Having made a Longworth chuck from acrylic, we’re now investigating a cheap and easy way to grip material for turning on a miniature desktop sized lathe.

The Longworth chuck works well in principle but locking it could be difficult. It’s a nice bit of engineering and sliding the jaws open with a simple turning action is quite satisfying, but getting it to stay locked so that it’s strong enough to grip some material while spinning in a lathe might be quite tricky.
So far Robot Steve has come up with some sort of torsion spring to keep the jaws clamped around the piece. We’ll give it a try, but we’d also like to try a lower-tech solution:

At BuildBrighton, we’ve access to a Myford lathe. So machining a piece of rubber with a number of decreasing sized circles shouldn’t be too difficult. Exactly the same “chuck” could be mounted on the motor part of a miniature lathe, and also on the free-spinning end, and the two ends drawn together using a threaded rod (or similar) on the base.

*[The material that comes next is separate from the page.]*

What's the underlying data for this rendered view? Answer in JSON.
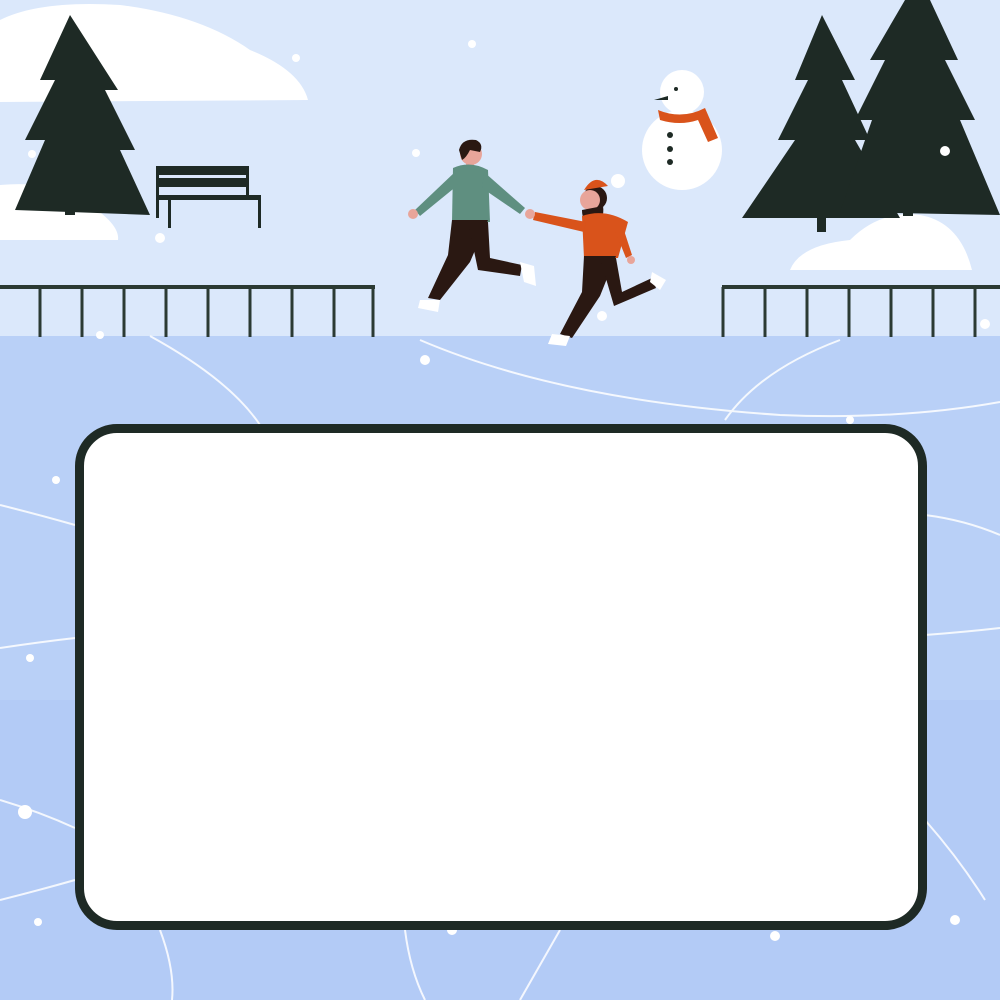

By turning the threaded rod, the two ends can be pulled together or separated to fit the length of material to be turned. And by using exactly the same “rubber cups” for both ends, we shouldn’t need to worry about centring the piece – so long as we’re starting off with a piece of round material (or at least, regular material, consistently thick along it’s length) by simply pushing the piece into the appropriately sized cup cut-out, it should automatically be centred.
That’s the theory anyway.